Data items
########################################
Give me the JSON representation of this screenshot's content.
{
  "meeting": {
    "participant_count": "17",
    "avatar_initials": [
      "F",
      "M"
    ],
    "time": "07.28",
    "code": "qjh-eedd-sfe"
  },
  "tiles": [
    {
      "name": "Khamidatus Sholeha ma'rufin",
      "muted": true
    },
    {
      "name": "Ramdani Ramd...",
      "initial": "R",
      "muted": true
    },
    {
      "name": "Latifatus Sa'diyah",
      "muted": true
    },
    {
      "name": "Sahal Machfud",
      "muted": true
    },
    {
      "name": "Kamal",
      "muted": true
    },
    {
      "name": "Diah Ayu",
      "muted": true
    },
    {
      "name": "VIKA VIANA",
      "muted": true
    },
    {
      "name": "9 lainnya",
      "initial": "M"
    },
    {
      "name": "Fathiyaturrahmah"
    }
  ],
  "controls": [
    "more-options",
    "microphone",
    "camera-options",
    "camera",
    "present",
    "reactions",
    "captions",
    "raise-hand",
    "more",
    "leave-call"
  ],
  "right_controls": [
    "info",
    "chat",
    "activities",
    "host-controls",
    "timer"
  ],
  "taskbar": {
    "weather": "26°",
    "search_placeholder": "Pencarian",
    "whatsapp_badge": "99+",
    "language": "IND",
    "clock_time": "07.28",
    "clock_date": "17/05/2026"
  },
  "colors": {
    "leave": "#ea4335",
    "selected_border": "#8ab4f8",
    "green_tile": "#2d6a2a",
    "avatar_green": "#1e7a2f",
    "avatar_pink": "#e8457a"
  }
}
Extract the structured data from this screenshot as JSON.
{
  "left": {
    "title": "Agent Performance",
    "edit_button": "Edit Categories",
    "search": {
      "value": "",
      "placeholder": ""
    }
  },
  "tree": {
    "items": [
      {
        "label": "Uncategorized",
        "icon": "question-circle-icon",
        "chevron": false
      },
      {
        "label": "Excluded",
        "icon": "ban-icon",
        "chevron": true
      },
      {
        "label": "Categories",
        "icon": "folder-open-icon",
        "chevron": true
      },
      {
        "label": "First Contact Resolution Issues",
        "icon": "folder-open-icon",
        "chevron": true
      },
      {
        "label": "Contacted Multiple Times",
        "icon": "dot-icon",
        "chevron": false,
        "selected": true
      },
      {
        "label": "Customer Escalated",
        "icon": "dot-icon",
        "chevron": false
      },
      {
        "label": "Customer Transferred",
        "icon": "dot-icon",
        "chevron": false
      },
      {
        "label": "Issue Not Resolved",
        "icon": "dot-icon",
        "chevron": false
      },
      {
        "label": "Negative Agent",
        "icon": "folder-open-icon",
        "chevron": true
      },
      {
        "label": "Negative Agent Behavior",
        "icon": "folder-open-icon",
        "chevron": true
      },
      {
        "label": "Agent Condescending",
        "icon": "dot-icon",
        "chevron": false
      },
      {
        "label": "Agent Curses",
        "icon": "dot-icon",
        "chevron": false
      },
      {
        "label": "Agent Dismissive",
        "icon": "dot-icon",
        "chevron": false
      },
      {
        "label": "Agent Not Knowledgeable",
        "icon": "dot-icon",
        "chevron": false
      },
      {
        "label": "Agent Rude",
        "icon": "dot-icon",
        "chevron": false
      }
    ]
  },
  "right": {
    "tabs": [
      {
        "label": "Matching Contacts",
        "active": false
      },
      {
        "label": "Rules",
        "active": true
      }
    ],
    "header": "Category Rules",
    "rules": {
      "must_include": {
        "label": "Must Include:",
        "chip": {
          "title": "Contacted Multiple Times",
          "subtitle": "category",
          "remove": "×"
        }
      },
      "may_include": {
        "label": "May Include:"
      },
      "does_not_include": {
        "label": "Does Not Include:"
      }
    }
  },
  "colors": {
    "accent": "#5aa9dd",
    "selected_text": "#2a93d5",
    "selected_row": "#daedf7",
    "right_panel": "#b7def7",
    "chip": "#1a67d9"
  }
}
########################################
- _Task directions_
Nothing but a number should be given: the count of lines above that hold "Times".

- _Solution to this problem_
2